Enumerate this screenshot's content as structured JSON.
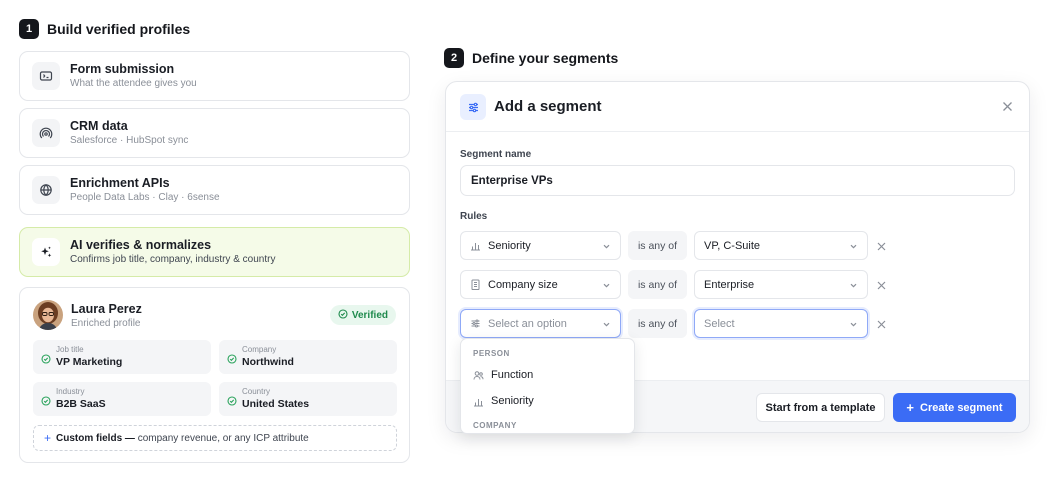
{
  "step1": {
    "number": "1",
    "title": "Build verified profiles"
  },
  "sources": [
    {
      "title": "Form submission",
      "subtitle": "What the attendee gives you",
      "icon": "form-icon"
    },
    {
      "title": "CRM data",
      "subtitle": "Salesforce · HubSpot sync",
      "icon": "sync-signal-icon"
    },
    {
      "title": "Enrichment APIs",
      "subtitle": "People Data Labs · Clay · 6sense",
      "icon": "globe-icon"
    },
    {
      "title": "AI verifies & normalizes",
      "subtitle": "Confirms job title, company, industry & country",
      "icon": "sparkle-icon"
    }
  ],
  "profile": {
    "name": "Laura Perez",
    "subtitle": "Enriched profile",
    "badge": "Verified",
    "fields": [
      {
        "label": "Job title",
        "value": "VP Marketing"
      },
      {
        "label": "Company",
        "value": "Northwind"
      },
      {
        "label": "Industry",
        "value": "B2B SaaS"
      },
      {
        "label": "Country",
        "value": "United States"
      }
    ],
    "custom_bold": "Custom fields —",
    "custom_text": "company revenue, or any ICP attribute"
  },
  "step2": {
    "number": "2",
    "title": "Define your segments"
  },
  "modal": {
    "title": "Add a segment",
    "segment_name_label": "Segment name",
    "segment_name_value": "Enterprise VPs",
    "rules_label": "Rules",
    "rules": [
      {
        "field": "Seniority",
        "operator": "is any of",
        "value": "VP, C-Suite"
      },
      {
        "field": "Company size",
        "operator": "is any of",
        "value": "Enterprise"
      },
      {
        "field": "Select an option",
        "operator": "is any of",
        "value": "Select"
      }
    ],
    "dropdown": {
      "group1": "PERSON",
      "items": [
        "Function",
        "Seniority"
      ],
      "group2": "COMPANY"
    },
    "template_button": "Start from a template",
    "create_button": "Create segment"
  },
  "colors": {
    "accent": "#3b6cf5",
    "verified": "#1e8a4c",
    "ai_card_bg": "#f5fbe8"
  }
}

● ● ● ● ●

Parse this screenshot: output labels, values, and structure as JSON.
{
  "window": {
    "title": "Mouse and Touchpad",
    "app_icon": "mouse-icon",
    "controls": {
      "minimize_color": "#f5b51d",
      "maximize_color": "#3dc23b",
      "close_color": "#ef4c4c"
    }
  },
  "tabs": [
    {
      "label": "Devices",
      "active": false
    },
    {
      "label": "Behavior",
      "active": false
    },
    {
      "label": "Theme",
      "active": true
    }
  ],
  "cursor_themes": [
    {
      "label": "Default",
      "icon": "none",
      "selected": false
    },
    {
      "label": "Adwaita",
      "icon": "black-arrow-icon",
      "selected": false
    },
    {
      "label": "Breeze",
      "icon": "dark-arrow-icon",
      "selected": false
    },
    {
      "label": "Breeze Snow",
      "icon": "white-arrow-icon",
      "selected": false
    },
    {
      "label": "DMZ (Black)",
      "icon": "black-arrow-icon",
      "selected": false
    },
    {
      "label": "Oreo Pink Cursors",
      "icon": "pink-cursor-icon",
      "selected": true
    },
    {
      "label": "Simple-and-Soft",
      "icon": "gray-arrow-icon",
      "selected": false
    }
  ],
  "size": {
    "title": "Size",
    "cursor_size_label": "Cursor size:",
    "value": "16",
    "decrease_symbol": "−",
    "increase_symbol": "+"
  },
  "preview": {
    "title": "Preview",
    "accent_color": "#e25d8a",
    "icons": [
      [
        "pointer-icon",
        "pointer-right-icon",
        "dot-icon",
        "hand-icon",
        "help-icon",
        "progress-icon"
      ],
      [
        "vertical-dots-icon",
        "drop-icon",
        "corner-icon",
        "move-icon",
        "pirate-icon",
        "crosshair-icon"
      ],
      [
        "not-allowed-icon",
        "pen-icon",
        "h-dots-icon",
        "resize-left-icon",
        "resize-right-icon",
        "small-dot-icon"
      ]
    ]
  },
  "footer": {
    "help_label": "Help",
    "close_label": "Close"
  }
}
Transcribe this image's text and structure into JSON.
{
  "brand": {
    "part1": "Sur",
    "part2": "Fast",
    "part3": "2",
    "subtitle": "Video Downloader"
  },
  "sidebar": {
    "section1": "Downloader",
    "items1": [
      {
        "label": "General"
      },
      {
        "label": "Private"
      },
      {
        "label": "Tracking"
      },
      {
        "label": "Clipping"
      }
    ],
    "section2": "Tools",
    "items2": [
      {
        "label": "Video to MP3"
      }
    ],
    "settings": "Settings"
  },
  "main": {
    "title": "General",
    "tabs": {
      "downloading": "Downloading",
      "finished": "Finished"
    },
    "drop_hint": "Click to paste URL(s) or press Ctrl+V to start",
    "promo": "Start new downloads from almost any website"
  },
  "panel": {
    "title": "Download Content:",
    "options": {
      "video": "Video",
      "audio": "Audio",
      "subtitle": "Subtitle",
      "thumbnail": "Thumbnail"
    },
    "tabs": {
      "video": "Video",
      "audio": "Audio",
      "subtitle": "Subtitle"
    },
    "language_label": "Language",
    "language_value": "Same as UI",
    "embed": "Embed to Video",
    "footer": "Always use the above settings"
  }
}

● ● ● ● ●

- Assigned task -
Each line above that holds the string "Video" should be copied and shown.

- Reply to the task -
    "subtitle": "Video Downloader"
        "label": "Video to MP3"
      "video": "Video",
      "video": "Video",
    "embed": "Embed to Video",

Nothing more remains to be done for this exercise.